**** RECORDS SUPPLIED ****

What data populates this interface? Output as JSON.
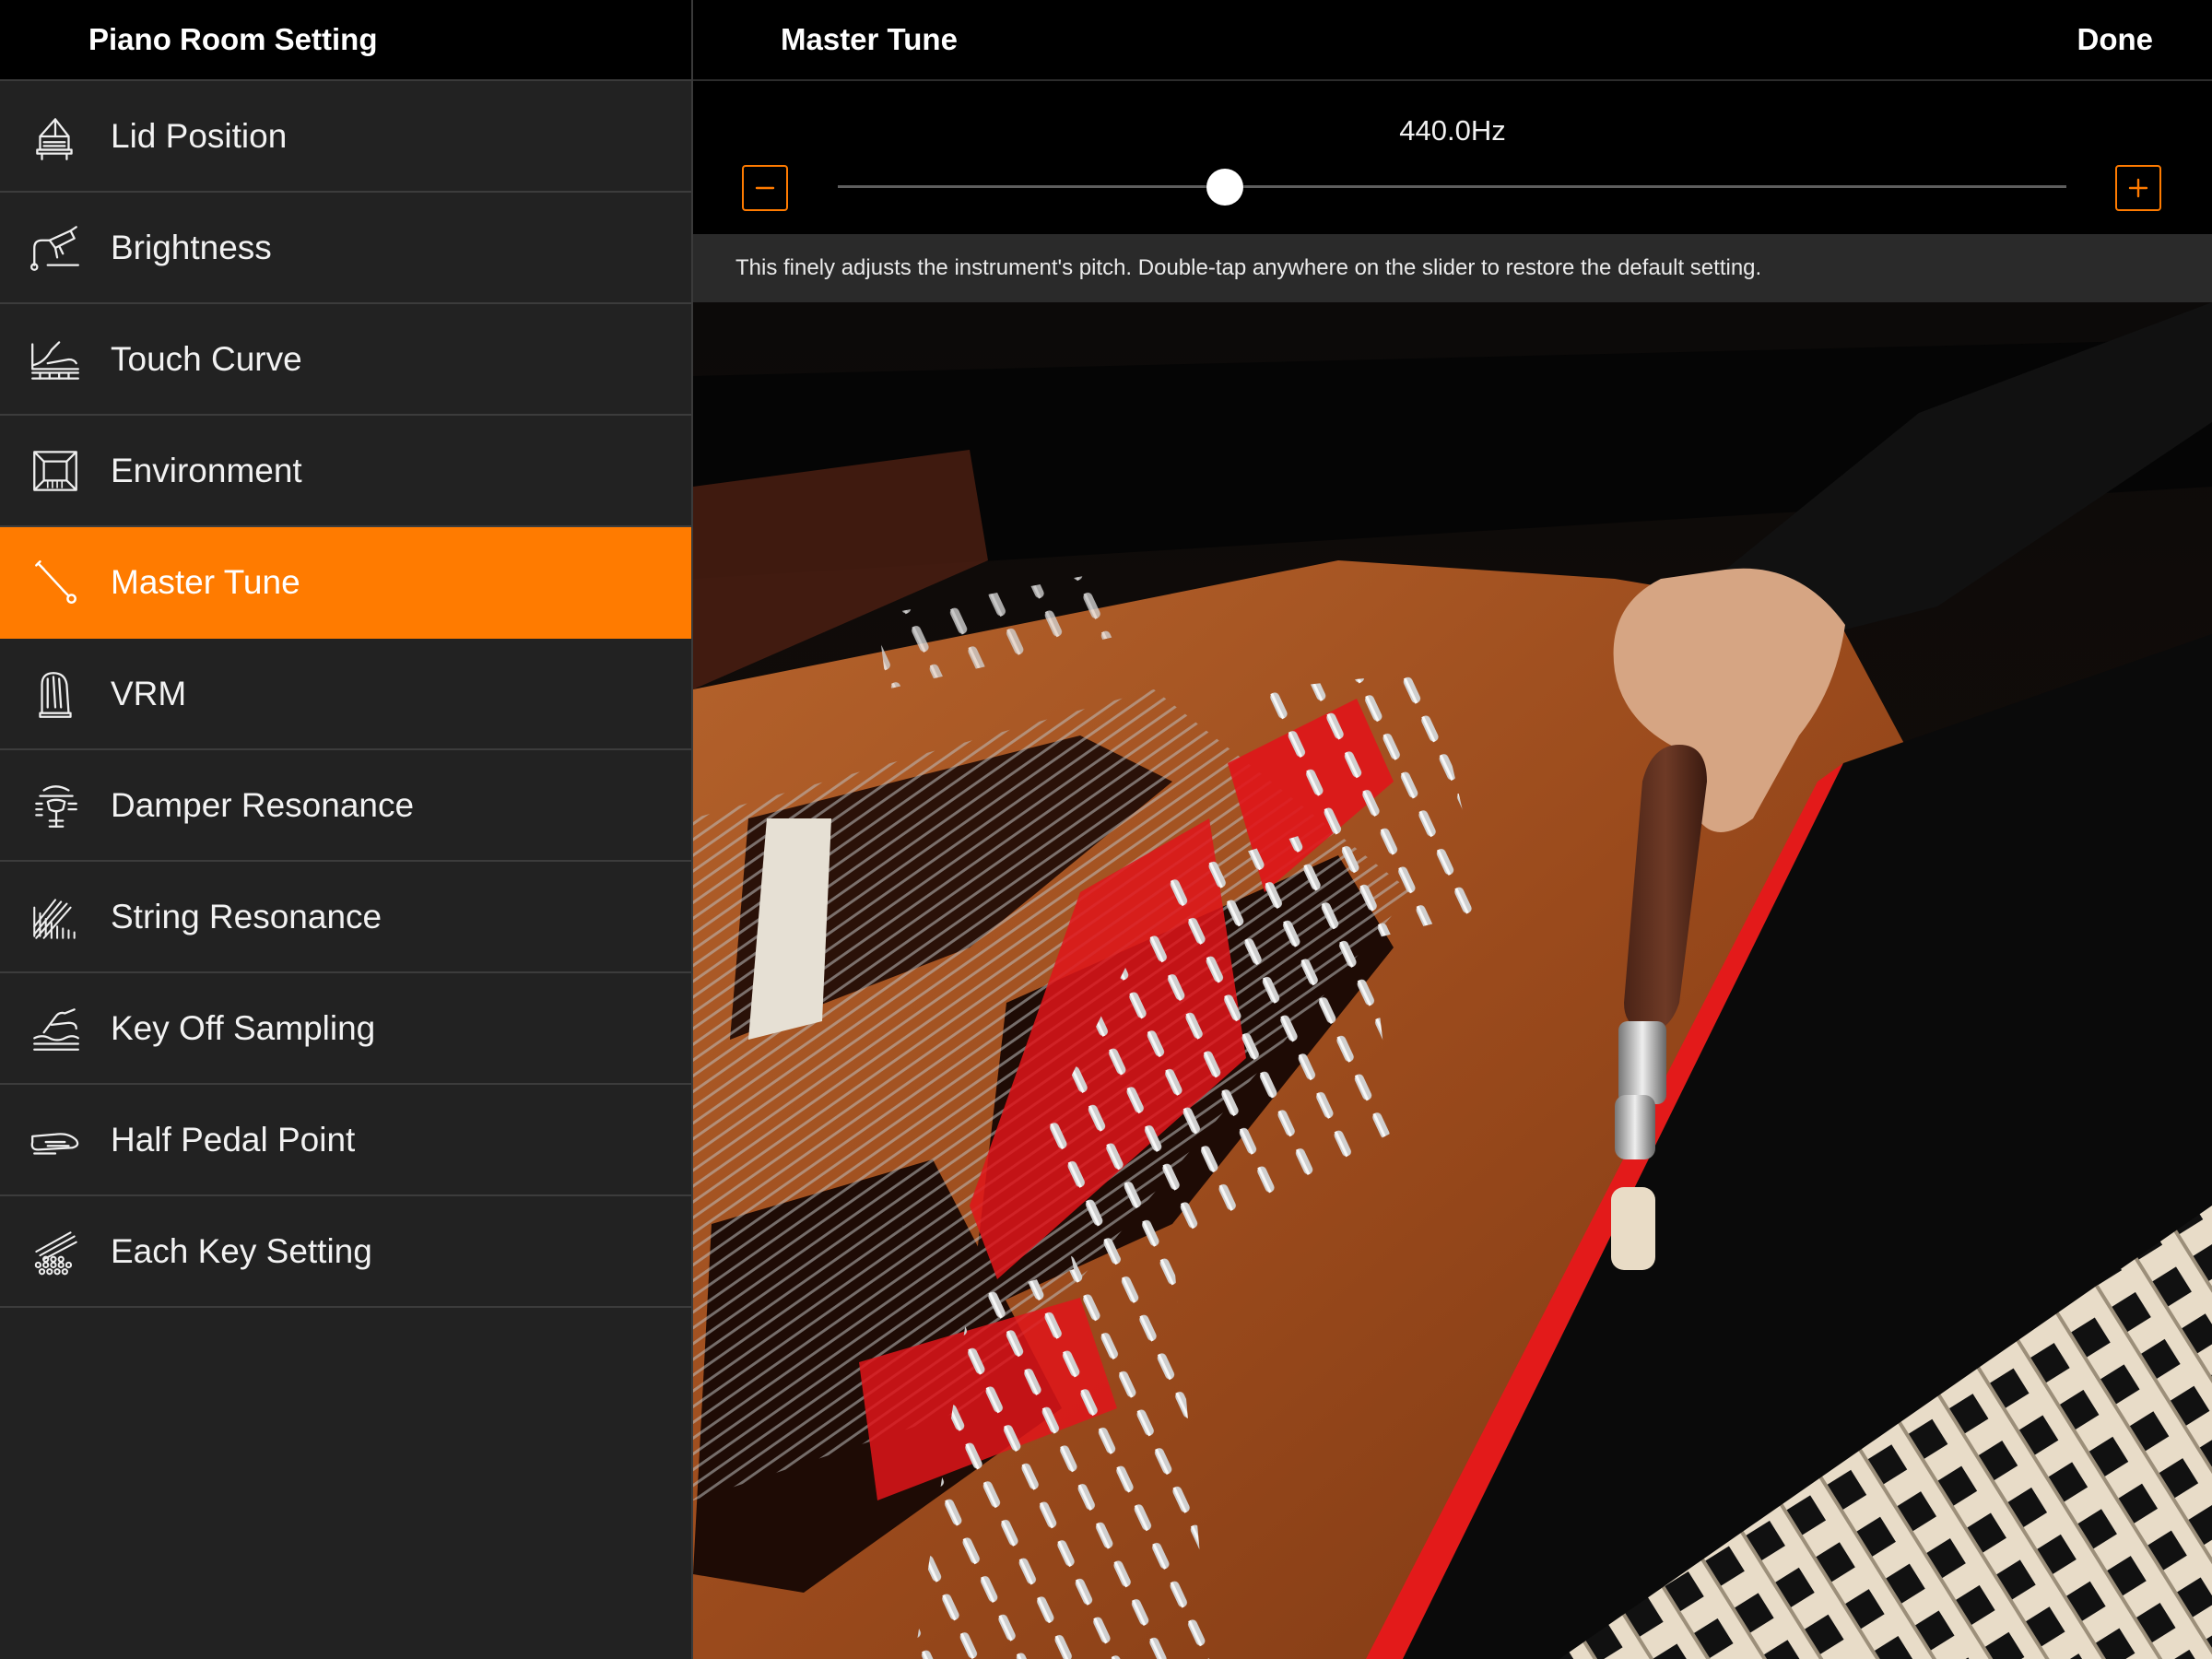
{
  "left_panel": {
    "title": "Piano Room Setting",
    "items": [
      {
        "label": "Lid Position",
        "icon": "grand-piano-lid-icon",
        "active": false
      },
      {
        "label": "Brightness",
        "icon": "brightness-lamp-icon",
        "active": false
      },
      {
        "label": "Touch Curve",
        "icon": "touch-curve-hand-icon",
        "active": false
      },
      {
        "label": "Environment",
        "icon": "room-environment-icon",
        "active": false
      },
      {
        "label": "Master Tune",
        "icon": "tuning-hammer-icon",
        "active": true
      },
      {
        "label": "VRM",
        "icon": "vrm-piano-icon",
        "active": false
      },
      {
        "label": "Damper Resonance",
        "icon": "damper-resonance-icon",
        "active": false
      },
      {
        "label": "String Resonance",
        "icon": "string-resonance-icon",
        "active": false
      },
      {
        "label": "Key Off Sampling",
        "icon": "key-off-hand-icon",
        "active": false
      },
      {
        "label": "Half Pedal Point",
        "icon": "pedal-foot-icon",
        "active": false
      },
      {
        "label": "Each Key Setting",
        "icon": "each-key-dots-icon",
        "active": false
      }
    ]
  },
  "detail": {
    "title": "Master Tune",
    "done_label": "Done",
    "value_label": "440.0Hz",
    "slider_fraction": 0.315,
    "hint": "This finely adjusts the instrument's pitch. Double-tap anywhere on the slider to restore the default setting.",
    "minus_icon": "minus-icon",
    "plus_icon": "plus-icon"
  },
  "colors": {
    "accent": "#ff7b00",
    "sidebar_bg": "#222222",
    "header_bg": "#000000",
    "hint_bg": "#2a2a2a"
  }
}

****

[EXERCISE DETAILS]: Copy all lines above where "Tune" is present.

[OUTPUT OF THE EXERCISE]:
        "label": "Master Tune",
    "title": "Master Tune",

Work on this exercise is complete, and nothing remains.